The students who could not make it to the event were able to follow the campaign on Twitter, as updates were posted at each stop on the tour.
I am grateful to Chief Constable Simon Cole, Geoff Rowe, director of the Leicester Comedy Festival, assistant city mayor Manjula Sood, Leicester Tigers, Leicester City ambassador Alan Birchenall and former England and Leicestershire cricketer Paul Nixon – now a DMU Square Mile ambassador – for giving up their time so generously to help.
Mental health is an issue not just for universities, but for society as a whole. One in four people will experience a mental health problem in any one year. Statistically, in our university community of 24,000, that means 6,000 staff and students will be affected.
Talking about mental health can help challenge the stigma which sadly still surrounds it. If you know someone who has had problems, talk to them. Send them an e-mail, a text, or even an e-card. We would not be in the slightest bit bothered about discussing a broken arm or a leg, so why should depression or panic attacks be any different?
Talking to students taking part in Wednesday's event who have experienced anxiety, panic attacks and depression, they all said knowing there was help and support there for them was vital.
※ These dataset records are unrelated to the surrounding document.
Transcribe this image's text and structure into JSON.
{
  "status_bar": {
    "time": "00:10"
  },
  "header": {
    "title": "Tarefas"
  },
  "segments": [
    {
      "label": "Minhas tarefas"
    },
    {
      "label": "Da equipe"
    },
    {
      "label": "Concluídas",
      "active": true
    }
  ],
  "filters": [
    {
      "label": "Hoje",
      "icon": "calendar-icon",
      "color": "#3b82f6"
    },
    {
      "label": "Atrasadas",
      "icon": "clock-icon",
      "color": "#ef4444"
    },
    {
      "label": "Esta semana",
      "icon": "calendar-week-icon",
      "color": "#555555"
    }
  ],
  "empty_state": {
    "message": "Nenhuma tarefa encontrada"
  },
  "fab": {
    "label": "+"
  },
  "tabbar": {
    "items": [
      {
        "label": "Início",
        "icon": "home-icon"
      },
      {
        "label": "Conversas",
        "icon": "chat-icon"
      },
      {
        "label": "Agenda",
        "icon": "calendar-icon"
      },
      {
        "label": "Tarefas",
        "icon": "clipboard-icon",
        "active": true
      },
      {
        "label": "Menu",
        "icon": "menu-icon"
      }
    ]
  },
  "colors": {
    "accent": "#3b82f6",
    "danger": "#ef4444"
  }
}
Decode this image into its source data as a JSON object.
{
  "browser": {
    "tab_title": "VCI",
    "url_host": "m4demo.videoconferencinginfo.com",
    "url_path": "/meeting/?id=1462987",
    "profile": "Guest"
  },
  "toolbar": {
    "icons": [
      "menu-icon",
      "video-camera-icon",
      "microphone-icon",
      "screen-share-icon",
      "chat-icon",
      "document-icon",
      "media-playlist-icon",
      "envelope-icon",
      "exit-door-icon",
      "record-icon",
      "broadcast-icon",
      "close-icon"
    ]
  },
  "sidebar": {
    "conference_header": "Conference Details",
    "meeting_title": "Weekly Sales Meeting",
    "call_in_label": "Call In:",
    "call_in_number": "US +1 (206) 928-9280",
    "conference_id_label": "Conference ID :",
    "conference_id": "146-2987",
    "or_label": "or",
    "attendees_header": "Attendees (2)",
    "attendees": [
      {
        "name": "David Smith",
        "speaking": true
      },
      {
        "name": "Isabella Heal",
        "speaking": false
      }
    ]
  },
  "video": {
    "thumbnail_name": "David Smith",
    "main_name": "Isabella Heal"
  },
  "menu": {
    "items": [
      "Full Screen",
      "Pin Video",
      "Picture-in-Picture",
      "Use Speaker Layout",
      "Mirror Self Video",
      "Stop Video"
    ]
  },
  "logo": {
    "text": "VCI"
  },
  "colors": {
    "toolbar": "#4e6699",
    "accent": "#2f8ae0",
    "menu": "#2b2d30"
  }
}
Our students never fail to impress me with their determination to make a difference – and their amazing work this week is a case in point.
Professor Dominic Shellard is vice-chancellor of De Montfort University.